After completing the course, the student will be able:
- to evaluate the versatility of RNA chemistry and structure in biological systems
- to explain the mechanisms and functions of diverse classes of non-coding RNA in gene expression
- to analyse and design RNA drug targets and therapeutics in biomedical applications
- to employ basic methods for the analysis of big datasets on RNA
- to synthesize chemistry and biology knowledge in order to explore interdisciplinary RNA research
RNA has emerged as a molecule of major importance throughout biology. Interest in RNA has exploded over the last decade, fueled in part by the discovery of microRNAs and RNA interference. In this course, students will be introduced to the diversity of especially non-coding RNA molecules and their functions in the cell. An interdisciplinary approach to understanding RNA structure and function will be taken. Both small and long non-coding RNAs became recognized as important players in biological systems. Coupled with the recognition that virtually every base of genomic DNA is transcribed at some level, it became apparent that non-coding RNAs have critical functions.

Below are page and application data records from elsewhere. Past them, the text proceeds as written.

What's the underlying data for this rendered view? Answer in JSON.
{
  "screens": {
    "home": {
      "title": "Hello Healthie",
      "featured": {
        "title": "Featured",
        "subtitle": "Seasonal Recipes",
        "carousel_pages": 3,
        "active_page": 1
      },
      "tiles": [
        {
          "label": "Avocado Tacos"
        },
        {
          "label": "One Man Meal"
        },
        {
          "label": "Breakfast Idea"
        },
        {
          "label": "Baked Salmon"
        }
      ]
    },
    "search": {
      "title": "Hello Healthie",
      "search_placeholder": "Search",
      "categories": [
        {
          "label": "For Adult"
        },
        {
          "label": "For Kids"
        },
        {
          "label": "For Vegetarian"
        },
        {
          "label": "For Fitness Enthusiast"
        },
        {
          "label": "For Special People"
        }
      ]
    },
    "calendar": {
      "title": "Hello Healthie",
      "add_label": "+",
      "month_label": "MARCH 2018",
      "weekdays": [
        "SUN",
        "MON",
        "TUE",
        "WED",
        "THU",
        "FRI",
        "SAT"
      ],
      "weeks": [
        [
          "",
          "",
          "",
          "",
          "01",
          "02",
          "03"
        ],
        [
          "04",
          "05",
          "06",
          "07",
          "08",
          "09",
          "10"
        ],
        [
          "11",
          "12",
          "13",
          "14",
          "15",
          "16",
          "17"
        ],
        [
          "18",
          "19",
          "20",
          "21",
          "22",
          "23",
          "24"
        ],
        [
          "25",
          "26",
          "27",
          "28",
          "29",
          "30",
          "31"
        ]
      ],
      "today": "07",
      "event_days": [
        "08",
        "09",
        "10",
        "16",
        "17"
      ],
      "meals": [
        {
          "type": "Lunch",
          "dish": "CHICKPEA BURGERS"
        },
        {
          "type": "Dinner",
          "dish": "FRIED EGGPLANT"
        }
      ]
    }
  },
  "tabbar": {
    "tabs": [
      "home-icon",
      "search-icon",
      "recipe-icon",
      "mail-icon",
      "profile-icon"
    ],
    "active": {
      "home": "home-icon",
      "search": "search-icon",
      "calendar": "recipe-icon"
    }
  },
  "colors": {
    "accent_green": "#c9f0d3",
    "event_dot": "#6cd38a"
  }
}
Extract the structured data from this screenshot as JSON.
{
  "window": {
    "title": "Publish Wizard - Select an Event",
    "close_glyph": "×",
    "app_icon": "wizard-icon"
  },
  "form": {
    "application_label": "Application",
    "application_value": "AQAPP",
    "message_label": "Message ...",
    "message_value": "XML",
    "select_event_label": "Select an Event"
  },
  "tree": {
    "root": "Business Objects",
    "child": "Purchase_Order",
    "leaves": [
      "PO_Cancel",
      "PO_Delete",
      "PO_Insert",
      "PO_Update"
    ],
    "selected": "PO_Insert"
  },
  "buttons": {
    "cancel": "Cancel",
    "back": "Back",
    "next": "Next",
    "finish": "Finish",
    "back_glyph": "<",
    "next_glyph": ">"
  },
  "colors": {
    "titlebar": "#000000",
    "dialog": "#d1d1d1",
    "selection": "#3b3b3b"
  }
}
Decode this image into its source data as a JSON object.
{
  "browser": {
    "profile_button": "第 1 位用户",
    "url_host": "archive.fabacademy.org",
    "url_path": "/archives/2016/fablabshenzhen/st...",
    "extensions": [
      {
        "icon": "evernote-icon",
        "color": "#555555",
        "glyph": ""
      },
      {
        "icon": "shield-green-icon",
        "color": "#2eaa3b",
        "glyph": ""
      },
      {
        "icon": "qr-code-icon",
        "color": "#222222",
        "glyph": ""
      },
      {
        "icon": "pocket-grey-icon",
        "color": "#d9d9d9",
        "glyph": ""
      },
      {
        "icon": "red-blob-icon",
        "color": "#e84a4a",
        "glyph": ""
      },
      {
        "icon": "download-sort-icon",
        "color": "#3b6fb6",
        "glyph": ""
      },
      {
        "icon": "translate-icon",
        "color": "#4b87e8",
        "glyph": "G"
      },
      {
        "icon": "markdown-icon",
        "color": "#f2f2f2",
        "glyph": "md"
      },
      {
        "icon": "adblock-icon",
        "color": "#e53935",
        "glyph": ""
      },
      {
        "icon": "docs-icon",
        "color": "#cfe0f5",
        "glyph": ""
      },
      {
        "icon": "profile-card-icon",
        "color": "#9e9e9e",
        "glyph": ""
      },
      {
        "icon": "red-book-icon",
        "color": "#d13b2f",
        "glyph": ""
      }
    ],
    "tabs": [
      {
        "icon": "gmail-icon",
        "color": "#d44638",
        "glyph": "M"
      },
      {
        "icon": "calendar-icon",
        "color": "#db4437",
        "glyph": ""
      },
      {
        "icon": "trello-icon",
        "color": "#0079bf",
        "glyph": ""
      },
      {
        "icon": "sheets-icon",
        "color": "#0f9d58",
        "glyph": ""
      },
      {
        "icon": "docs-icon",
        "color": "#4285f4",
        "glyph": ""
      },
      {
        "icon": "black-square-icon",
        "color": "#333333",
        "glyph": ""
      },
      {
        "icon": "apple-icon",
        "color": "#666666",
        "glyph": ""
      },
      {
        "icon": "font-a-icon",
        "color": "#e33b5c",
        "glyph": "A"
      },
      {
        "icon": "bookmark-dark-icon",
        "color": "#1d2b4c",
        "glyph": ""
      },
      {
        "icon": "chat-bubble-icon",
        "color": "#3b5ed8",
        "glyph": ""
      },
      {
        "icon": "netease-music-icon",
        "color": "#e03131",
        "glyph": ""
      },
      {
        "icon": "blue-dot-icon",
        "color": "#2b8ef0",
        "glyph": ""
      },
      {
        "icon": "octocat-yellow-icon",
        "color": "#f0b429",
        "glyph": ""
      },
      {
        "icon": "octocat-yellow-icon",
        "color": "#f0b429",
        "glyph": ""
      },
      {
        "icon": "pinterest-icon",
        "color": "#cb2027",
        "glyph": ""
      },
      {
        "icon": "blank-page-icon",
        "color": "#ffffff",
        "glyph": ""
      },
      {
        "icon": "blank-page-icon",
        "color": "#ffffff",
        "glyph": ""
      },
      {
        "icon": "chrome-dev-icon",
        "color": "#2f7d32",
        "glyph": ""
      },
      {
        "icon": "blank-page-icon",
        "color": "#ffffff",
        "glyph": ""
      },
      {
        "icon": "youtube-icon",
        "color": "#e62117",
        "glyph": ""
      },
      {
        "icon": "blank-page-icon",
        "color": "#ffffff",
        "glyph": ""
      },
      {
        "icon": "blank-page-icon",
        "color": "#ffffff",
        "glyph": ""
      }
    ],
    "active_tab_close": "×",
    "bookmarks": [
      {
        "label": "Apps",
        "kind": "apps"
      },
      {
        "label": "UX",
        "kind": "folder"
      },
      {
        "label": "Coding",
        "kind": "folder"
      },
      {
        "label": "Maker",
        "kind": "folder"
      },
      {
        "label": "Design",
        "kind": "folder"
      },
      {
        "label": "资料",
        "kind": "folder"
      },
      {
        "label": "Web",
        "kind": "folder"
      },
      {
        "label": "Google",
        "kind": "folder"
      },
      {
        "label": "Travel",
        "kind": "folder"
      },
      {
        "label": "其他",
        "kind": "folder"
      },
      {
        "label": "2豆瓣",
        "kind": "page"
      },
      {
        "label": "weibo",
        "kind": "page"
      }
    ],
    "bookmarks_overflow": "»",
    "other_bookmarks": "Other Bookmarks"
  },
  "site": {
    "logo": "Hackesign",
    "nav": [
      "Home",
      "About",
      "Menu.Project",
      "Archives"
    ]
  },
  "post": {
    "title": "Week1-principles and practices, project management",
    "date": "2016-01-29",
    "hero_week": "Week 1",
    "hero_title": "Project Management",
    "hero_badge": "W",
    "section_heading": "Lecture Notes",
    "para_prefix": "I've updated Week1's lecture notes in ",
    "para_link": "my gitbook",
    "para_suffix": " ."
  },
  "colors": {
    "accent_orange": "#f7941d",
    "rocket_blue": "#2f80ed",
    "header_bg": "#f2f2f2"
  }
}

RNA science benefits from high throughput sequencing (HTS) to map global transcription to understand the complement of RNAs in the cell at any moment and under any condition. New bioinformatics methods have been and are being developed to extract biologically relevant information from these big datasets. In addition, even transient RNAs contain a wide range of post-transcriptional modifications, which may uncover yet another layer of regulation that we still do not fully appreciate.
RNA, as a novel therapeutic drug class, has the potential to address problems at any step of protein building, preventing the production of a non-functional protein. Furthermore, RNA’s ability to turn genes on and off enables scientists to identify the root origins of diseases and develop novel therapeutic approaches.
|This course will be taught in English.|
|• RNA secondary and tertiary structure|
• Ribonucleoprotein complexes
• Catalytic RNAs; ribozymes
• RNA editing
• Diversity of non-coding RNAs
• RNA interference
• CRISPR interference
• Long non-coding RNAs
• Circular RNAs
• Modified nucleotides in non-coding RNAs
• RNA and gene (in)activation
• RNA as a therapeutic molecule
• RNA as a therapeutic target
• Big RNA data
• (Non-coding) RNAs in virus biology
• RNA aptamers
|Written exam and assessment of presentations|
|Knowledge obtained in the course Biochemistry & Molecular Biology II (NWI-BB017C) or in an equivalent course is required.|
• Lodish et al., Molecular Cell Biology, 7th edition (Publisher: Freeman and company, New York, 2012), ISBN-13: 9781464109812
• Lindsay and Griffiths-Jones, Essays in Biochemistry, Vol 54 (Portland Press Ltd., London, 2013), http://essays.biochemistry.org/content/54 (online access from RU campus)
• Lecture powerpoint slides will be provided via Blackboard.
• Scientific (review) papers
• 4 hours computer course
• 20 hours lecture
• 9 hours student presentation
• 6 hours question session
• 6 hours problem session
• 123 hours individual study period
Extra information teaching methods: More information will be provided at the start of the course.
|Lodish et al., Molecular Cell Biology, 7th edition (Publisher: Freeman and company, New York, 2012)|
|Lindsay and Griffiths-Jones, Essays in Biochemistry, Vol 54 (Portland Press Ltd., London, 2013)|
|Lecture powerpoint slides will be provided via Blackboard|
|Scientific (review) papers|
AlgemeenMore information will be provided at the start of the course.
|Gelegenheden||Blok KW2, Blok KW3|